[2] Toskes PP. Bacterial overgrowth of the gastrointestinal tract. Adv

Intern Med 1993;38:387-407.

[3] Husebye E. The pathogenesis of gastrointestinal bacterial over-

growth. Chemotherapy 2005;51:1-22.

(4) parody A et al 2009

(5) Thorens J, Froehlich F, Schwizer W, et al. Bacterial overgrowth

during treatment with omeprazole compared with cimetidine: a

prospective randomised double blind study. Gut 1996;39:54–9.

(6) Snepar R, Poporad GA, Romano JM, et al. Effect of cimetidine and

antacid on gastric microbial flora. Infect Immun 1982;36:518–24.

[7] Sharma BK, Santana IA, Wood EC, et al. Intragastric bacterial

activity and nitrosation before, during, and after treatment with

omeprazole. Br Med J 1984;289:717–9.

[8] Fried M, Siegrist H, Frei R, et al. Duodenal bacterial overgrowth

during treatment in outpatients with omeprazole. Gut 1994;35:23–6.Endocrinol Metab 2007;92:4180–4.

(9) (Evenepoel p.2001).

[10] Longstreth GF, Thompson WG, Chey WD, et al. Functional Bowel

Disorders Gastroenterology 2006;130:1480–91.

[11] Spiller R, Aziz Q, Creed F, et al. Guidelines for the management of

Irritable Bowel Syndrome. Gut 2007;56:1770–98.

insulin resistance syndrome. Hepatology 2002;35: 373–9.

motor complex of normal subjects and patients with bacterial over-

growth of the small intestine. J Clin Invest 1977;59:1158–66.

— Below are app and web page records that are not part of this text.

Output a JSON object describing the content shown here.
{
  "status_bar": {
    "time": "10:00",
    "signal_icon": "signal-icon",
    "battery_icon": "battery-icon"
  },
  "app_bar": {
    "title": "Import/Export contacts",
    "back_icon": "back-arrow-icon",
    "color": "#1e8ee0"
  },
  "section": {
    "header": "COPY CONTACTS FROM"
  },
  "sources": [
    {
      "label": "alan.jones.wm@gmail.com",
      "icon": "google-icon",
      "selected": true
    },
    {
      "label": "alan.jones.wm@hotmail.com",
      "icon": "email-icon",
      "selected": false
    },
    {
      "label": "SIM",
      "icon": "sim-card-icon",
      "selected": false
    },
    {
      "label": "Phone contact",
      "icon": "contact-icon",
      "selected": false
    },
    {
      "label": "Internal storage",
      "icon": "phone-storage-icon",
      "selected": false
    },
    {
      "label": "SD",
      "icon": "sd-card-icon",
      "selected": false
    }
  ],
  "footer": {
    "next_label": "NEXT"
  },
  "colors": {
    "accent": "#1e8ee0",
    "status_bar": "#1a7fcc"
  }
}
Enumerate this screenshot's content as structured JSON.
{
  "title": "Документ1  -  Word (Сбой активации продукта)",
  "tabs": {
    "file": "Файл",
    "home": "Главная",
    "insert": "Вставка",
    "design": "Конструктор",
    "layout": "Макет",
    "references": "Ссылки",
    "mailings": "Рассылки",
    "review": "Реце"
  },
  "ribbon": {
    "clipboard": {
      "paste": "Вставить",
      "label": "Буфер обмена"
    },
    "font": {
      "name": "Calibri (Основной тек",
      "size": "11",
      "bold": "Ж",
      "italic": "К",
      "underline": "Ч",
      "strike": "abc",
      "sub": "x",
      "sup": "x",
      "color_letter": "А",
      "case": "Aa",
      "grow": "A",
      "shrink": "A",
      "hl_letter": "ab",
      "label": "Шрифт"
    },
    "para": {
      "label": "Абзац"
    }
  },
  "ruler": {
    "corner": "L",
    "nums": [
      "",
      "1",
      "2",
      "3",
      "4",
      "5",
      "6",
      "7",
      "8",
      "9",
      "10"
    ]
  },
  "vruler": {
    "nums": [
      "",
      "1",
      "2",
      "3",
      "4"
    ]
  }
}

[12] Toskes, PP, Giannella, RA, Jervis, HR, et al. Small intestinal mu-

cosal injury in the experimental blind loop syndrome. Light- and

electron-microscopic and histochemical studies. Gastroenterology

1975;68:1193–203.

(13) . ( DickeyW.et al 2008)